One debt that is paid by Tyrion is to Pod, the meek page boy who saved his life at the battle of the Blackwater. Unfortunately he is repaid in the most unbelievably unnecessary way imaginable, taken to a brothel where a gaggle of gratuitously naked girls lie in wait. It shows little faith in the viewer to have scenes such as this turn up again and again and revealed nothing about Pod other than he's a dark horse in the bedroom.

In the frozen wastes of the north there now seems a race between the Night's Watch and the wildlings to get back to the wall first. Only the Grand National could serve up as many dead horses as the slaughter seen at the fists of the first men. Mance Rayder decides the time has finally come to leave the desolate tundra and march his mass army of wildlings to the wall.

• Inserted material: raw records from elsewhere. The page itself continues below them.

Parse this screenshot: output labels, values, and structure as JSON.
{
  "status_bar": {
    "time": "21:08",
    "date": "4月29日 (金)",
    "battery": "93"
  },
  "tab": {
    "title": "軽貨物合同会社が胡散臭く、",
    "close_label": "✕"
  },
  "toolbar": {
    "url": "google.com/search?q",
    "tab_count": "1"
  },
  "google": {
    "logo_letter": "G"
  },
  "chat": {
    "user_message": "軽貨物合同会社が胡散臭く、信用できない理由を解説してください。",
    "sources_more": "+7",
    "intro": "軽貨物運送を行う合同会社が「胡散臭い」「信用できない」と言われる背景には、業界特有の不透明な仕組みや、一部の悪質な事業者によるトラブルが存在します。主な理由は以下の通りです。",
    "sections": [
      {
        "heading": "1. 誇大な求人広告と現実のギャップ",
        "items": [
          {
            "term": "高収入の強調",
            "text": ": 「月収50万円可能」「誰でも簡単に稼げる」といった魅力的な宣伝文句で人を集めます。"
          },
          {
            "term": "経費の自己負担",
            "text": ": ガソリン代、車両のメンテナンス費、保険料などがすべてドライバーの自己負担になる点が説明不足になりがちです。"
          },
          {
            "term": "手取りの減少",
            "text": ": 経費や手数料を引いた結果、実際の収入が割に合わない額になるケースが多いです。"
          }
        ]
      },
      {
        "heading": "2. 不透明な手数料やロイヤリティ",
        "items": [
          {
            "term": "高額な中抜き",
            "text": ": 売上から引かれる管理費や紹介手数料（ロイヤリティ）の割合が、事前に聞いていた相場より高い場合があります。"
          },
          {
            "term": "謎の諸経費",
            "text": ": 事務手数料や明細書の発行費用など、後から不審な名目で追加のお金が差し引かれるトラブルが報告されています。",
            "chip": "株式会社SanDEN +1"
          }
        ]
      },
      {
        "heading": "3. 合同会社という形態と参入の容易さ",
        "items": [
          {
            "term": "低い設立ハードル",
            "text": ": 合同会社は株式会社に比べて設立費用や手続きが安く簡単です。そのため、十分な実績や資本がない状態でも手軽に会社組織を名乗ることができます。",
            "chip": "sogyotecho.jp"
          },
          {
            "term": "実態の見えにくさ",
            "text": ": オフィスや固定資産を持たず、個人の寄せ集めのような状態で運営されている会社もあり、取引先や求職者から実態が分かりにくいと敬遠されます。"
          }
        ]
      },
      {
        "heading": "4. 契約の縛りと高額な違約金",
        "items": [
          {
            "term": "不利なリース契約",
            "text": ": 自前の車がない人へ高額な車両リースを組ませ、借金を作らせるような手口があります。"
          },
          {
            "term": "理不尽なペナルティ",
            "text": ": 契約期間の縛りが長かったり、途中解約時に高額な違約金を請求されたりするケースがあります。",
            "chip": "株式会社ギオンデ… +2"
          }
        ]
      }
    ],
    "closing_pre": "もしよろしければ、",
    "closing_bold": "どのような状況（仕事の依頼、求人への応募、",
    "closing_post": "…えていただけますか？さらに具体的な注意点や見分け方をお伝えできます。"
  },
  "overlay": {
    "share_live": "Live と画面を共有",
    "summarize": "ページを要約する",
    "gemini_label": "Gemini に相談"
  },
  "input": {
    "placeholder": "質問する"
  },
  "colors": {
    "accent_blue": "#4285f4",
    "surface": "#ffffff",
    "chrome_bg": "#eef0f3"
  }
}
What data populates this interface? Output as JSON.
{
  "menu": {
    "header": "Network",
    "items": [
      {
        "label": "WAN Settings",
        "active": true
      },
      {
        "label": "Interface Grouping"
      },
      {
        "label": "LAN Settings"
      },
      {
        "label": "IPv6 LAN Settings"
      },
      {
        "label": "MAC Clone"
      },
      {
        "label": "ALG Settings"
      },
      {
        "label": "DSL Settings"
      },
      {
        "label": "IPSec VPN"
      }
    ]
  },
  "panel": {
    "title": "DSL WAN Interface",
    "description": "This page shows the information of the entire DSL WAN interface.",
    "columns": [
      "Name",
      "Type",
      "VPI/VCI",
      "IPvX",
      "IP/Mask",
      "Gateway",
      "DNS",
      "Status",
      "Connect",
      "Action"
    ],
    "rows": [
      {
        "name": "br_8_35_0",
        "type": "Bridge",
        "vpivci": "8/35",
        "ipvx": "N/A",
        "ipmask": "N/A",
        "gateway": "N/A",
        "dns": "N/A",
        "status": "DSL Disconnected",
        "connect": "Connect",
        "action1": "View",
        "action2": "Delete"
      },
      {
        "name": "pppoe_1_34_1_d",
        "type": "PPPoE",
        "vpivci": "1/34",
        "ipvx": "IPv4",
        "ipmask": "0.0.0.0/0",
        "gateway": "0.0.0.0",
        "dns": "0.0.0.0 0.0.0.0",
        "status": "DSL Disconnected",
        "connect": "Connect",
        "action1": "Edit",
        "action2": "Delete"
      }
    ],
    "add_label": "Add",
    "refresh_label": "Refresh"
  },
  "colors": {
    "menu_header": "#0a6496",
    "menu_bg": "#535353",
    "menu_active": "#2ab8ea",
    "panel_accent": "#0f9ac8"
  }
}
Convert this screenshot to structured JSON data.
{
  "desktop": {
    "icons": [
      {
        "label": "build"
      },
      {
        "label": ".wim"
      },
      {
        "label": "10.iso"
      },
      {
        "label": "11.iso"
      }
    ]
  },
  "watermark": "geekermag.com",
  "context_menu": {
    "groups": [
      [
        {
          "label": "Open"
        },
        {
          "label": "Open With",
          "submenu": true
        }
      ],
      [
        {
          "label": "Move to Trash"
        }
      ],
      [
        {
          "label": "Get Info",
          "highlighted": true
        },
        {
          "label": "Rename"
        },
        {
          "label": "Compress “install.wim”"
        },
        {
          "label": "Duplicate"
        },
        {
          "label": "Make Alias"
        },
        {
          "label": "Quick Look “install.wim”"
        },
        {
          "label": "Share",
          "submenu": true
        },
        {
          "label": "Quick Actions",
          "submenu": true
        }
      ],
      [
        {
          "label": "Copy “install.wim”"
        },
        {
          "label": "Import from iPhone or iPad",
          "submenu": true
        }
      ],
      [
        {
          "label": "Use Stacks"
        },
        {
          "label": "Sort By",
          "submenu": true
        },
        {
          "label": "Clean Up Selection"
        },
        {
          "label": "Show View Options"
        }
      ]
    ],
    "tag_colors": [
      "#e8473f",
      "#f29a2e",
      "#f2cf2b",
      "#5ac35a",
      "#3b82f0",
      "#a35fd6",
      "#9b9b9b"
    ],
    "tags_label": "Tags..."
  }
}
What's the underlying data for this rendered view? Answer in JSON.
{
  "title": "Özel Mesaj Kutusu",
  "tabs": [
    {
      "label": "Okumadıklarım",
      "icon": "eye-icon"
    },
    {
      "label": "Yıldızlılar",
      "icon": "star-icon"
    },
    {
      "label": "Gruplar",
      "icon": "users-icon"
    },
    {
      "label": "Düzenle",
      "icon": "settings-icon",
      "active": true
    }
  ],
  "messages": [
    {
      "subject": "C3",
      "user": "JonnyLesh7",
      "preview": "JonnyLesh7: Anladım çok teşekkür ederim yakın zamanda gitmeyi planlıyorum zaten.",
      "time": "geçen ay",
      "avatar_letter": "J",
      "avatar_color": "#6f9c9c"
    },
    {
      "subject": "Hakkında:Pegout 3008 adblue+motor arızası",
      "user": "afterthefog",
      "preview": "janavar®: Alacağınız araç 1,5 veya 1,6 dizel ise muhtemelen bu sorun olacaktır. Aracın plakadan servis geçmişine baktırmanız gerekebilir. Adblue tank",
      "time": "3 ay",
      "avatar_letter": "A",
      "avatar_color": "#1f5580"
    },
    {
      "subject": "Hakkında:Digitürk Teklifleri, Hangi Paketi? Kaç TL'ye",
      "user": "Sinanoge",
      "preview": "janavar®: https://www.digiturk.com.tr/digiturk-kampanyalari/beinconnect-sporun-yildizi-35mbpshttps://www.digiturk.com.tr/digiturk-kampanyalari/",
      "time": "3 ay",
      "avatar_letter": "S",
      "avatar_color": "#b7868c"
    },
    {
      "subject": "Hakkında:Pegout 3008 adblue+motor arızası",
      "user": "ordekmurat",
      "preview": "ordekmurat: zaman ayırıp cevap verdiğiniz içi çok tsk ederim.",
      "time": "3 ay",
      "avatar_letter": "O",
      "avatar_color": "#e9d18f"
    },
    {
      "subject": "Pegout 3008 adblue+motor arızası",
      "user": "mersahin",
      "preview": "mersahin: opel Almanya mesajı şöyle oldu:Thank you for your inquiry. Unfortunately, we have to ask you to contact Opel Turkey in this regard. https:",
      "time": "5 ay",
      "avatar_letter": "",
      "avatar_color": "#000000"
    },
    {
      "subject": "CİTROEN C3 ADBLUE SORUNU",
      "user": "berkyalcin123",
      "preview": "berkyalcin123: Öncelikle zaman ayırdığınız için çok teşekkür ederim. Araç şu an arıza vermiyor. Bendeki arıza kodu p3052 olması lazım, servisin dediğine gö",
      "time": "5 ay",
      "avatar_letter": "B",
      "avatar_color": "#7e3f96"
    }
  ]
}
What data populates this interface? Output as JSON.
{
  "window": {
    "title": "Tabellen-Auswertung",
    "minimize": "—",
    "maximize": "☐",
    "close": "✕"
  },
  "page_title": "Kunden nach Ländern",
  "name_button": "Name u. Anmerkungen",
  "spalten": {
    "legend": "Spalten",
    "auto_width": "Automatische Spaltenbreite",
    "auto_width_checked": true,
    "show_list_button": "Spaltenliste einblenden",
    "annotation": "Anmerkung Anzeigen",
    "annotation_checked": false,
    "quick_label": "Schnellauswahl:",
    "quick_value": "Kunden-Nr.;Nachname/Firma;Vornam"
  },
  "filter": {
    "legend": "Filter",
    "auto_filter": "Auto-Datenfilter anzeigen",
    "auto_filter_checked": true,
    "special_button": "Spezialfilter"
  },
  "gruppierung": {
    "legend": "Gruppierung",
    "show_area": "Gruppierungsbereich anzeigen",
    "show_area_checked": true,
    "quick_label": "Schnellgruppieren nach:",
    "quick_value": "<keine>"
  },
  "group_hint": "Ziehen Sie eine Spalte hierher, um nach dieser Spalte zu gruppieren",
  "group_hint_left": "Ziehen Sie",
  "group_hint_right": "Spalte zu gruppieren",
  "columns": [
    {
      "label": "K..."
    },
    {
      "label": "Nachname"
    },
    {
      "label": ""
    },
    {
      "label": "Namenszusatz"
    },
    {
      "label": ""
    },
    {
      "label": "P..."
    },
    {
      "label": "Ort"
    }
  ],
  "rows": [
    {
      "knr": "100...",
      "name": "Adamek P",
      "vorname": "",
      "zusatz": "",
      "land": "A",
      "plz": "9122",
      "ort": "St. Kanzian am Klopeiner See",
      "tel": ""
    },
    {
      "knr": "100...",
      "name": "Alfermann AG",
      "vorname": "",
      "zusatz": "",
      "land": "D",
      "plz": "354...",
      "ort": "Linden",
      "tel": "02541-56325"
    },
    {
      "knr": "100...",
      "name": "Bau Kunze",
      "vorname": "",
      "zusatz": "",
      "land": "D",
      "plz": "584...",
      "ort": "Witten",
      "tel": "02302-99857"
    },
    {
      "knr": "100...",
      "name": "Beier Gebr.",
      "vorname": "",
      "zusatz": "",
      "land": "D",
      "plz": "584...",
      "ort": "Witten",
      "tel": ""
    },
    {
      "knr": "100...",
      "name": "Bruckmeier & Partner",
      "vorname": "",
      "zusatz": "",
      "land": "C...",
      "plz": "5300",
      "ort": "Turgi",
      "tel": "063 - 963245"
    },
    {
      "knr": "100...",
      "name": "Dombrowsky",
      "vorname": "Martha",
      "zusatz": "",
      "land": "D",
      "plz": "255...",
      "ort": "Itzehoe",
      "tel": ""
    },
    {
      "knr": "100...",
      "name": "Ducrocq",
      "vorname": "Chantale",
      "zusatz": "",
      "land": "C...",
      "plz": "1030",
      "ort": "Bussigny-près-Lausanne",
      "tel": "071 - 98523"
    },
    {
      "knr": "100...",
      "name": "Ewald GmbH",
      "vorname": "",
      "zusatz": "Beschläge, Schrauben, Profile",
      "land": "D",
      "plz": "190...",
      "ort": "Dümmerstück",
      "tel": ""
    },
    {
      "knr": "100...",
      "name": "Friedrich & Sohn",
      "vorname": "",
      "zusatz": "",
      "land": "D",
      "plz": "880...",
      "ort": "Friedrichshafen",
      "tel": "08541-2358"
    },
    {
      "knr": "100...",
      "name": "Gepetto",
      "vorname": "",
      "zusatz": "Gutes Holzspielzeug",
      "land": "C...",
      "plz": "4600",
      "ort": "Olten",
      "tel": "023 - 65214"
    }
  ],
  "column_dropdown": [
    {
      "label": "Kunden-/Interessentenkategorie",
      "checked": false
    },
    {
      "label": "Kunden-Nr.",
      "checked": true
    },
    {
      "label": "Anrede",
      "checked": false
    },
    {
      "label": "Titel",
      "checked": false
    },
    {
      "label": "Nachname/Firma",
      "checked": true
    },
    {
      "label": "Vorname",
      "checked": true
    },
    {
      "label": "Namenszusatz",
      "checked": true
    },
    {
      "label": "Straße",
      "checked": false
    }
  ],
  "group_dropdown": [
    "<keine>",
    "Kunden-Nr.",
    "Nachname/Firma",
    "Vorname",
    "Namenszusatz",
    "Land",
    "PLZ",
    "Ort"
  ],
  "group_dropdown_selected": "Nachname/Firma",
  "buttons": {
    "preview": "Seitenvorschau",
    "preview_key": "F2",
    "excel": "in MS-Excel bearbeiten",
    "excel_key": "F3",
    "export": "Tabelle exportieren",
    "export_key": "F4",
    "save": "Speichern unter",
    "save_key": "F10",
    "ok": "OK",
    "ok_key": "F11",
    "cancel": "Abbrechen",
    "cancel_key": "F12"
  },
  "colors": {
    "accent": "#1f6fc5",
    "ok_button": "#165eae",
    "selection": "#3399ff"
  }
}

The Night's Watch are also moving as fast as they can southwards, seeking shelter once more at Craster's keep. Poor Sam has to endure being compared to a pig and called, a "walking feast" by a host even less hospitable than he was before.

The place is filled with the sound of screams as they arrive whilst Gilly is giving birth to her baby. A terrifically bleak scene, we see the pained reactions on Gilly and Sam's faces as they recognise the baby is a boy, and therefore another infant due to be sacrificed by Craster to the white walkers.

Playing the Game

Daenerys is certainly playing a dangerous game in Astapor by telling the lead slaver she is willing to part with one of her dragons to acquire an army of Unsullied. Despite the protestations of both Jorah and Ser Barristan, she is adamant that this deal must be done as she needs the army.

Could there be more to this agreement than meets the eye? Daenerys asks for slave girl and assistant Missandei as an immediate gift in the deal. A new companion who she can confide in, Daenerys lets her know, "All men must die, but we are not men".

Being Played

Jaime showed compassion for the first time as he saved Brienne from being raped by the Bolton men. His warnings about resisting any advances are rebuffed by the stubborn swordswoman and she is soon being carried off to the woods for an unfortunate end.

Jaime talks Locke out of harming Brienne, but overplaying his hand when boldly asking to be released, he promptly loses it as it's hacked it off in one vicious blow. After a relatively light-hearted and bloodless episode, the violent scene is completely shocking and disorientating.

Best Moment

Despite this gruesome finale, the episode was littered with many humorous moments that all helped to enliven the characters.

When we see the meeting of the Hand of the King, it's great to see first Cersei move her chair beside her father, cementing her position of power, before Tyrion moves his own chair to the other end of the table.

A great visual gag, but it also serves to showcase not only the competition felt between father and son Lannister, both taking the most privileged positions, but also the great gap between the two of them after the caustic manner in which Tywin has treated Tyrion.

Even funnier was Arya's exchange with Hot Pie, as the kitchen cook decides to stay behind at the inn rather than continue with her and Gendry. Making the malapropism of calling the Stark castle "Winter-hell", there is an incredibly sweet moment between the two as he gives Arya a piece of bread shaped like a wolf as a parting gift, despite not really knowing what the animal looks like.

The crude cookie might raise laughs, but it highlights the disparity between those of humble origin and the lords and ladies that make up most of the show. Farewell Hot Pie, let's hope we see you again soon.

Previous Episodes

Episode 2 Review - Dark Wings, Dark Words

Episode 1 Review - Valar Dohaeris